Work through the records below and copy every line that includes "Generate".

Dataset records:
--

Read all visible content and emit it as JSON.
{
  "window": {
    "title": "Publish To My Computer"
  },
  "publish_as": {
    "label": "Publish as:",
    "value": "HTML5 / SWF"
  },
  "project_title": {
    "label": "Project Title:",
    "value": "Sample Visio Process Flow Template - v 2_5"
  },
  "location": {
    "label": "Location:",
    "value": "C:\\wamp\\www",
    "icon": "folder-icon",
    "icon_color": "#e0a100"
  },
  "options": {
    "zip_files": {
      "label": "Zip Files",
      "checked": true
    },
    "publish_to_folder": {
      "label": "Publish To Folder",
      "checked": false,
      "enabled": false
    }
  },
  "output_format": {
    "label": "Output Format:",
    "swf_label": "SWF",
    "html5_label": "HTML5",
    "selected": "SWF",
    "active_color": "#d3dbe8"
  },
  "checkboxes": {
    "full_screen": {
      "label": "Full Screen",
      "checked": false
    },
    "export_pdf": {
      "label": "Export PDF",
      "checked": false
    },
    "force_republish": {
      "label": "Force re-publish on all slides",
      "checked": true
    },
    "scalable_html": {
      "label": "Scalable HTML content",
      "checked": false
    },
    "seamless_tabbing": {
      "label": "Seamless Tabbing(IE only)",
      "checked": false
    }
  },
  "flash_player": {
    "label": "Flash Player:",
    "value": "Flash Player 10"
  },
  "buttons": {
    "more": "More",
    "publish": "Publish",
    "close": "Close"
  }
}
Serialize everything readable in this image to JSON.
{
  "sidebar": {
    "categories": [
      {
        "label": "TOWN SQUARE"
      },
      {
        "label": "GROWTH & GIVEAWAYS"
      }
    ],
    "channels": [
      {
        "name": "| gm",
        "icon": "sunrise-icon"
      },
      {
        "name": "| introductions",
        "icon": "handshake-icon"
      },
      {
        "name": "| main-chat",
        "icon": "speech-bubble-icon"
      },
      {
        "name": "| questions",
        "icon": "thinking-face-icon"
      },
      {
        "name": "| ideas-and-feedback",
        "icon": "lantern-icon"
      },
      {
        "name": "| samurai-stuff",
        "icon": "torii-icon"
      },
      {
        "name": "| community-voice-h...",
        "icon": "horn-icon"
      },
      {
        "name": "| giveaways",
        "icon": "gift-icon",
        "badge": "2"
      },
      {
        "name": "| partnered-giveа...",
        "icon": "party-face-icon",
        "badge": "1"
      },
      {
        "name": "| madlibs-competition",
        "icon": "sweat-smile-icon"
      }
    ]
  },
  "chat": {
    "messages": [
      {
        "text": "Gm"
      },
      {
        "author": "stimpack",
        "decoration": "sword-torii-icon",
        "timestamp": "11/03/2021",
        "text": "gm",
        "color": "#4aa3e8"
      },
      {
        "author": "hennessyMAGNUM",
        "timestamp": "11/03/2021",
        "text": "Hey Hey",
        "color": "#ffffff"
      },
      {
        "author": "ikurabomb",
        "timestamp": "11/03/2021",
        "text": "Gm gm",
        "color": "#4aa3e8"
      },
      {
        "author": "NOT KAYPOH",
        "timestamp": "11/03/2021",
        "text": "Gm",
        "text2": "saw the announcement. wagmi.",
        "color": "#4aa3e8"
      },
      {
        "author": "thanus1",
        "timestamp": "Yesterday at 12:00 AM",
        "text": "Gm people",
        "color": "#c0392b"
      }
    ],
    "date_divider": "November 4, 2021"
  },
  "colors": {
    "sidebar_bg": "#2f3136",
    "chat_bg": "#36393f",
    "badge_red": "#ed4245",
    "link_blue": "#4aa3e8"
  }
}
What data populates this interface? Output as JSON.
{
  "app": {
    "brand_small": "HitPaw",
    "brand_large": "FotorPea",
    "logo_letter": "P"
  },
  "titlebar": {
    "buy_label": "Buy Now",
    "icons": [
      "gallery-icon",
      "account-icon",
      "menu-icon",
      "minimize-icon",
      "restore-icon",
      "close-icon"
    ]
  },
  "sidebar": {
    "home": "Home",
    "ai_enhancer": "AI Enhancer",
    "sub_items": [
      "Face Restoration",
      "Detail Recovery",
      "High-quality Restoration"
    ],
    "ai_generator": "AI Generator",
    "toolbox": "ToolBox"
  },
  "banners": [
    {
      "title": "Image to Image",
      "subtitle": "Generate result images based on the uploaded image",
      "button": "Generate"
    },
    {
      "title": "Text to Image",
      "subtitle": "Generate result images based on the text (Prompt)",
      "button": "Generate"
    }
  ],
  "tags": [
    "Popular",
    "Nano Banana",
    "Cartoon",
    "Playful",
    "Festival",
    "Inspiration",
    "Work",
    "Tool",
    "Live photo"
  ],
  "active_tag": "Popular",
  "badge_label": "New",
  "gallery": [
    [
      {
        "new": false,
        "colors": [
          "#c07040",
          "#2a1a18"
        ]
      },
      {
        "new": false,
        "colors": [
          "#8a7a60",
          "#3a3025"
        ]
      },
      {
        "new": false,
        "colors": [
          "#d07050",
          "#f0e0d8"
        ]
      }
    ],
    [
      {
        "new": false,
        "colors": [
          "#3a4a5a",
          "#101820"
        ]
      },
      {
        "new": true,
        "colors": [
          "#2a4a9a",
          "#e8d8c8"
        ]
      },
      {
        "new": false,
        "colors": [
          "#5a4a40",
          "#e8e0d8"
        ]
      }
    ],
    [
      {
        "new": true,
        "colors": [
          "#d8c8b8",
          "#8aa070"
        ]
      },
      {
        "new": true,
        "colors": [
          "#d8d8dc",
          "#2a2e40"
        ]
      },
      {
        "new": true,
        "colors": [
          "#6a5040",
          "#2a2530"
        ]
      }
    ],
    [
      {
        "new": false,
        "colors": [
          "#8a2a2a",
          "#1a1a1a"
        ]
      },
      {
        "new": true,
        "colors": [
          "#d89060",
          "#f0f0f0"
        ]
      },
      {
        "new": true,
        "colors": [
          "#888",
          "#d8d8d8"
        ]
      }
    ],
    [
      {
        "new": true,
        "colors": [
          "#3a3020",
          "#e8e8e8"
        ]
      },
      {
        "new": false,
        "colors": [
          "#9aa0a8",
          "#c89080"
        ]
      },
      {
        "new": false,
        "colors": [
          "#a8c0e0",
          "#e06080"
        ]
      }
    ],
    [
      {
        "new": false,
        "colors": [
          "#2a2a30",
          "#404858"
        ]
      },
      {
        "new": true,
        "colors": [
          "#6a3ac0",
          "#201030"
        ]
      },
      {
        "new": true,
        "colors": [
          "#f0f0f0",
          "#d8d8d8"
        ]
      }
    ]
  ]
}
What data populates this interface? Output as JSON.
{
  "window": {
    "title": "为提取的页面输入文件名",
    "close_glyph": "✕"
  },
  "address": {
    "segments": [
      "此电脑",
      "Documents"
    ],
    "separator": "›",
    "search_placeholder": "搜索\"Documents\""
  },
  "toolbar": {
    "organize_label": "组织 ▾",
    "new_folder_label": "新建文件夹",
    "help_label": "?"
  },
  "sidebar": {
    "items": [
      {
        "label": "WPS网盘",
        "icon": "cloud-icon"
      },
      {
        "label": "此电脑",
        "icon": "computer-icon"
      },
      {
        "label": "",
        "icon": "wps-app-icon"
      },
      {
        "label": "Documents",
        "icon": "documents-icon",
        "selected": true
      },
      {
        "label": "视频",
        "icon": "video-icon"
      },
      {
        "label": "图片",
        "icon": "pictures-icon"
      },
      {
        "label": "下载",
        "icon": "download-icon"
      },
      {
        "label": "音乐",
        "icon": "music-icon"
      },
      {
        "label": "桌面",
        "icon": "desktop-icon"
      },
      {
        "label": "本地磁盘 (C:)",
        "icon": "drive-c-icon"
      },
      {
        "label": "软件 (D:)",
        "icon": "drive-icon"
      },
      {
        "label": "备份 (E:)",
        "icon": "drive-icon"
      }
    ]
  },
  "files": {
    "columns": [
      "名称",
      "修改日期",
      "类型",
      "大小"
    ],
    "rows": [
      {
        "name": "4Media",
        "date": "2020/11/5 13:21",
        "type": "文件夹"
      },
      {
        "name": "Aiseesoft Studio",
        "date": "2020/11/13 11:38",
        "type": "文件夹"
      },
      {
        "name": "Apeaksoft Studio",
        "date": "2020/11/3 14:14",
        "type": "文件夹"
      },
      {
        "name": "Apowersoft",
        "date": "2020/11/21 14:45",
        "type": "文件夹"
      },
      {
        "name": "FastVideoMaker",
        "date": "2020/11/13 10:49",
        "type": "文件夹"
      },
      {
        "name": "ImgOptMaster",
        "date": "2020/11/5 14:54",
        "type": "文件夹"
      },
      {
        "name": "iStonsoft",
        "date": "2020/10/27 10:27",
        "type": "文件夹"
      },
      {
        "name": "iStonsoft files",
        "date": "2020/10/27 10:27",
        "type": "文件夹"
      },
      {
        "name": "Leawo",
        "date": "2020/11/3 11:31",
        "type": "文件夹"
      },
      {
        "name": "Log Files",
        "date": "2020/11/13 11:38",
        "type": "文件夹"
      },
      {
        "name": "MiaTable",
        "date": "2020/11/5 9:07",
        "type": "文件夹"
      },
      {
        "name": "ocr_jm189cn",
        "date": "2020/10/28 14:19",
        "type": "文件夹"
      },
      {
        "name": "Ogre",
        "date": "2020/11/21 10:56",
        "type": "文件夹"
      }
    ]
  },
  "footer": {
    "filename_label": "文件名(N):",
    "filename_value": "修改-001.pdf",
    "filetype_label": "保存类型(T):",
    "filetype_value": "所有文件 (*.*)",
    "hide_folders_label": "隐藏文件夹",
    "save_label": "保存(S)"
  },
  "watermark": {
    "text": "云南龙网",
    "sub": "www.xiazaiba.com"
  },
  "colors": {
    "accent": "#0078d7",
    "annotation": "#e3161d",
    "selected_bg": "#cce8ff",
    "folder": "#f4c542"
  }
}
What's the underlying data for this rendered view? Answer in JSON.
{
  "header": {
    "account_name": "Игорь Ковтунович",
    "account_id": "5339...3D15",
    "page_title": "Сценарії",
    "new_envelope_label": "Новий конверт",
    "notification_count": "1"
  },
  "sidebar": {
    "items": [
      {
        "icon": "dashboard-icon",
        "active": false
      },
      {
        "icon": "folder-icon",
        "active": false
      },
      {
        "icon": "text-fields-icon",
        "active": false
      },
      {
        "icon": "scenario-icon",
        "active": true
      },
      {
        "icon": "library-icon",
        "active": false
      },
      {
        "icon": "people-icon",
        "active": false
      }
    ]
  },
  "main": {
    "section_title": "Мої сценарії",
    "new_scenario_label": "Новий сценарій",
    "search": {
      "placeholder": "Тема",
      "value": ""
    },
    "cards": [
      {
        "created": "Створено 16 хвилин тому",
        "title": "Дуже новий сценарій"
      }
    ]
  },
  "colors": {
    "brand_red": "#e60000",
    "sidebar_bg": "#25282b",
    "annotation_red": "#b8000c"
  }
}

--

Reply:
      "subtitle": "Generate result images based on the uploaded image",
      "button": "Generate"
      "subtitle": "Generate result images based on the text (Prompt)",
      "button": "Generate"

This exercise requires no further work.